My daughter handed me this note. There was a game on or something so I forgot to read it.
Whadareyoukidding? I tore it open immediately. I would have stopped traffic to read it. Nothing could have prevented me from reading this note from my daughter.
Our relationship has been formed on twenty-five years of common experiences, perspectives, and relationships . I was the first to see her and I was the one to walk her down the aisle. Simply said, what is important to her is important to me.
Maybe there is something our radio stations can learn from my experience.
Let’s see, my daughter’s note was…
“There’s always room for a story that can transport people to another place.” – J.K. Rowling
It was on a visit to the Coppola Wineries in Sonoma County, California, when I had lunch at the great restaurant there. There was a bottle of hot sauce on the table called Mamarella. No big deal, you can find hot sauce anywhere.
But I was curious how this came to be here, and found if you turn the bottle around and read the story of the hot sauce, you have a whole different picture about it.
The beginning of a new calendar is traditionally a time to reflect on the previous year and make some decisions on what you’ll change so that you’ll have different and, hopefully, better results.
Losing weight, stopping smoking, and equipping your skills for a better job are fairly common New Year’s Resolutions.
I think that the beginning of a new year is also an appropriate time for the annual check up of your station’s music architecture to determine if it’s actually doing what you want it to.
The story is told that Vince Lombardi began every training camp with the words, “Gentlemen, this is a football!” Likewise, here are some basics at a very tactical and execution level:
In last week’s Frost Advisory #184 – Funeral for a Friend, Part One, I shared my recent experience of attending the funeral of a friend and seeing his very own words projected onto large video screens. Despite the bumpy road in last days of his life journey those ten-foot tall words (“You’ve never locked eyes with someone who doesn’t matter to Jesus”) still conveyed truth.
I’m sure I wasn’t the only one who pondered how my own words would be remembered.
I also thought about the words people hear from our stations. What words define us? What words do people remember? What words have meaning?
I lost a friend this week. He was only 36.
I didn’t want to go to his funeral. But I’m glad I did. Really glad.
My friend was a gifted communicator and his very words were projected onto large screens to the thousands at his service. Some of the words I had never heard before, but some were so familiar to me that, frankly, I didn’t really realize that those were first his.
I then began to think about my own words.

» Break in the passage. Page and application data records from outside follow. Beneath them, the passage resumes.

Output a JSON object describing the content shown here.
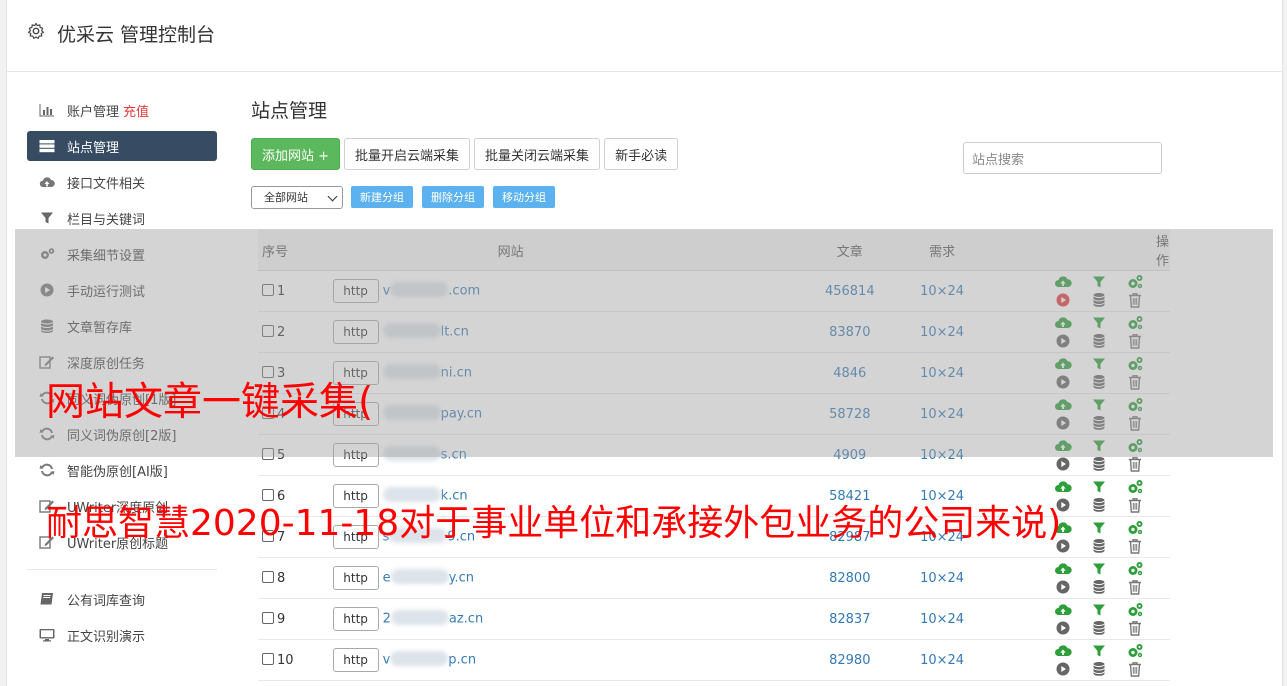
{
  "header": {
    "title": "优采云 管理控制台"
  },
  "sidebar": {
    "items": [
      {
        "label": "账户管理",
        "extra": "充值",
        "icon": "bar-chart-icon"
      },
      {
        "label": "站点管理",
        "icon": "server-icon"
      },
      {
        "label": "接口文件相关",
        "icon": "cloud-upload-icon"
      },
      {
        "label": "栏目与关键词",
        "icon": "filter-icon"
      },
      {
        "label": "采集细节设置",
        "icon": "cogs-icon"
      },
      {
        "label": "手动运行测试",
        "icon": "play-circle-icon"
      },
      {
        "label": "文章暂存库",
        "icon": "database-icon"
      },
      {
        "label": "深度原创任务",
        "icon": "edit-icon"
      },
      {
        "label": "同义词伪原创[1版]",
        "icon": "refresh-icon"
      },
      {
        "label": "同义词伪原创[2版]",
        "icon": "refresh-icon"
      },
      {
        "label": "智能伪原创[AI版]",
        "icon": "refresh-icon"
      },
      {
        "label": "UWriter深度原创",
        "icon": "edit-icon"
      },
      {
        "label": "UWriter原创标题",
        "icon": "edit-icon"
      },
      {
        "label": "公有词库查询",
        "icon": "book-icon"
      },
      {
        "label": "正文识别演示",
        "icon": "monitor-icon"
      }
    ]
  },
  "main": {
    "title": "站点管理",
    "buttons": {
      "add": "添加网站 +",
      "batch_on": "批量开启云端采集",
      "batch_off": "批量关闭云端采集",
      "guide": "新手必读"
    },
    "search_placeholder": "站点搜索",
    "group_select": "全部网站",
    "group_buttons": {
      "new": "新建分组",
      "delete": "删除分组",
      "move": "移动分组"
    },
    "table": {
      "headers": {
        "no": "序号",
        "site": "网站",
        "articles": "文章",
        "demand": "需求",
        "ops": "操作"
      },
      "rows": [
        {
          "no": "1",
          "proto": "http",
          "prefix": "v",
          "domain": ".com",
          "articles": "456814",
          "demand": "10×24",
          "play_red": true
        },
        {
          "no": "2",
          "proto": "http",
          "prefix": "",
          "domain": "lt.cn",
          "articles": "83870",
          "demand": "10×24",
          "play_red": false
        },
        {
          "no": "3",
          "proto": "http",
          "prefix": "",
          "domain": "ni.cn",
          "articles": "4846",
          "demand": "10×24",
          "play_red": false
        },
        {
          "no": "4",
          "proto": "http",
          "prefix": "",
          "domain": "pay.cn",
          "articles": "58728",
          "demand": "10×24",
          "play_red": false
        },
        {
          "no": "5",
          "proto": "http",
          "prefix": "",
          "domain": "s.cn",
          "articles": "4909",
          "demand": "10×24",
          "play_red": false
        },
        {
          "no": "6",
          "proto": "http",
          "prefix": "",
          "domain": "k.cn",
          "articles": "58421",
          "demand": "10×24",
          "play_red": false
        },
        {
          "no": "7",
          "proto": "http",
          "prefix": "s",
          "domain": "9.cn",
          "articles": "82987",
          "demand": "10×24",
          "play_red": false
        },
        {
          "no": "8",
          "proto": "http",
          "prefix": "e",
          "domain": "y.cn",
          "articles": "82800",
          "demand": "10×24",
          "play_red": false
        },
        {
          "no": "9",
          "proto": "http",
          "prefix": "2",
          "domain": "az.cn",
          "articles": "82837",
          "demand": "10×24",
          "play_red": false
        },
        {
          "no": "10",
          "proto": "http",
          "prefix": "v",
          "domain": "p.cn",
          "articles": "82980",
          "demand": "10×24",
          "play_red": false
        }
      ]
    }
  },
  "overlay": {
    "line1": "网站文章一键采集(",
    "line2": "耐思智慧2020-11-18对于事业单位和承接外包业务的公司来说)"
  },
  "colors": {
    "sidebar_active": "#374b63",
    "green": "#5cb85c",
    "blue_btn": "#5bb2ee",
    "link": "#337ab7",
    "charge": "#e4393c",
    "overlay_text": "#ff0000"
  }
}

Are my words ones that lift others up and, as was said of my friend, show that I see “the butterfly in the caterpillar”?
Then I began to think about the words people hear from our stations. What words define us? What words do people remember? What words have meaning?
There are lots of bad radio stations out there. Fortunately, there are also more than a couple of good ones.
At the good stations listeners hear who they are. At the bad ones listeners are faceless and passive audiences that are seldom even considered. (I’ve found that these are the stations where you can’t even hear the station. But don’t get me started.)
Inevitably the less we consider the listeners the fewer of them there are to consider.